So now we're being a lot clearer about the intent of the code. The constructor and method definitions
are all living in the same place. It's easier to read and understand what's going on.


This final example is a really small one, but it lets me demonstrate one of my favorite ES6 features.

Here's the original code for Backbone.Collection#toJSON:

toJSON: function(options) {
    return this.map(function(model){ return model.toJSON(options); });

That inner line, where we pass an anonymous one-line function to map is something that happens
all the time in JavaScript.

Soon, we'll have an easier way:

toJSON2: function(options) {
    return this.map(model => model.toJSON(options));

If you've ever used CoffeeScript, this should look pretty familiar. If not, that's called a fat-arrow function.

Basically, it's shorthand syntax for an anonymous function that returns a value. It doesn't need a function keyword,
the parens are optional when there's a single parameter, the value of this is bound to the containing scope,
and automatically return the value of the expression following the fat arrow.

Wrapping up

The point here wasn't really to give a comprehensive or in-depth overview of everything in ES6. It's really
just to highlight a few interesting changes in the context of how they might be used in the real world.
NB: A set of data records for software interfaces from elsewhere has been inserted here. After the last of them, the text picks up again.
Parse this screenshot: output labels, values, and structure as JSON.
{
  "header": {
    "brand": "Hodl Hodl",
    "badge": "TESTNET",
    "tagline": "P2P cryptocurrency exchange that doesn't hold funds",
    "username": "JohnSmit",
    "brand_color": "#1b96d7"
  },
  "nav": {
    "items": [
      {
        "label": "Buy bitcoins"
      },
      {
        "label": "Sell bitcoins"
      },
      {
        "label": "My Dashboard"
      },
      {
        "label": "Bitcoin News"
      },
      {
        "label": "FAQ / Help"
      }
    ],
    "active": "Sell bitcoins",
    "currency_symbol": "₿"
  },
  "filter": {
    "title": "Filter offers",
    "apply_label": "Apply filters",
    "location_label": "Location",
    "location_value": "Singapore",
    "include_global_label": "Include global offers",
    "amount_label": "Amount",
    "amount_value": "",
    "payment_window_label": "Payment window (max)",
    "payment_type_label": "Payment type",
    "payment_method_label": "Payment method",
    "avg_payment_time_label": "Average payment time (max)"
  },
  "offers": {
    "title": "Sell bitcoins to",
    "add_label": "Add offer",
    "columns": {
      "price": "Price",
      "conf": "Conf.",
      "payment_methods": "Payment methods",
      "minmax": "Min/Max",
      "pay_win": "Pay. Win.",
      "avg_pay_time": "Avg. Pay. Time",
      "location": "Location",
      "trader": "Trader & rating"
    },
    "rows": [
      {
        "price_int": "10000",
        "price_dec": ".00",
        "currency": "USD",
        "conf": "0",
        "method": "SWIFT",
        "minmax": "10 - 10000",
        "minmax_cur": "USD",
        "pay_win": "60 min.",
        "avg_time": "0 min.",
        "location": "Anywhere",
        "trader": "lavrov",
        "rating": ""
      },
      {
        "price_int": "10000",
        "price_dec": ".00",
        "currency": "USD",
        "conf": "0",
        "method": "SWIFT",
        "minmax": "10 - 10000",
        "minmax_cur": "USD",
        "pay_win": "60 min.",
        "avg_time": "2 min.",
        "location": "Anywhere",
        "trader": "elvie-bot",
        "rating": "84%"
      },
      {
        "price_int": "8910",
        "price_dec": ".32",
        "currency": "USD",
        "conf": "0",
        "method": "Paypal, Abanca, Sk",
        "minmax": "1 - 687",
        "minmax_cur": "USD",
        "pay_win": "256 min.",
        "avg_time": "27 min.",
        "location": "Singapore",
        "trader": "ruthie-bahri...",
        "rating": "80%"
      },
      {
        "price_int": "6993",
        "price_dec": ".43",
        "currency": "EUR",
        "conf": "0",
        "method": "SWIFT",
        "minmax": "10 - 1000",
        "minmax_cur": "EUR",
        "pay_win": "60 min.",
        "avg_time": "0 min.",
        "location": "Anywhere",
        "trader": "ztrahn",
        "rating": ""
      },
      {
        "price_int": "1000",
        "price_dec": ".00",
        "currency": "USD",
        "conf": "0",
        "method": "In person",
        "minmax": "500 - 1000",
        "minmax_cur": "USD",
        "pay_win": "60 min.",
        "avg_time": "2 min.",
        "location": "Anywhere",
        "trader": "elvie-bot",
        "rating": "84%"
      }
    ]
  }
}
I highly
recommend reading the proposals and trying this
stuff out for yourself.

If that sounds fun, check out Google's Traceur Compiler, which lets
you write ES6 and compile it into valid ES5. They even have an online version
that's great for quick experiments, or if (like me) you're just too lazy to download the code.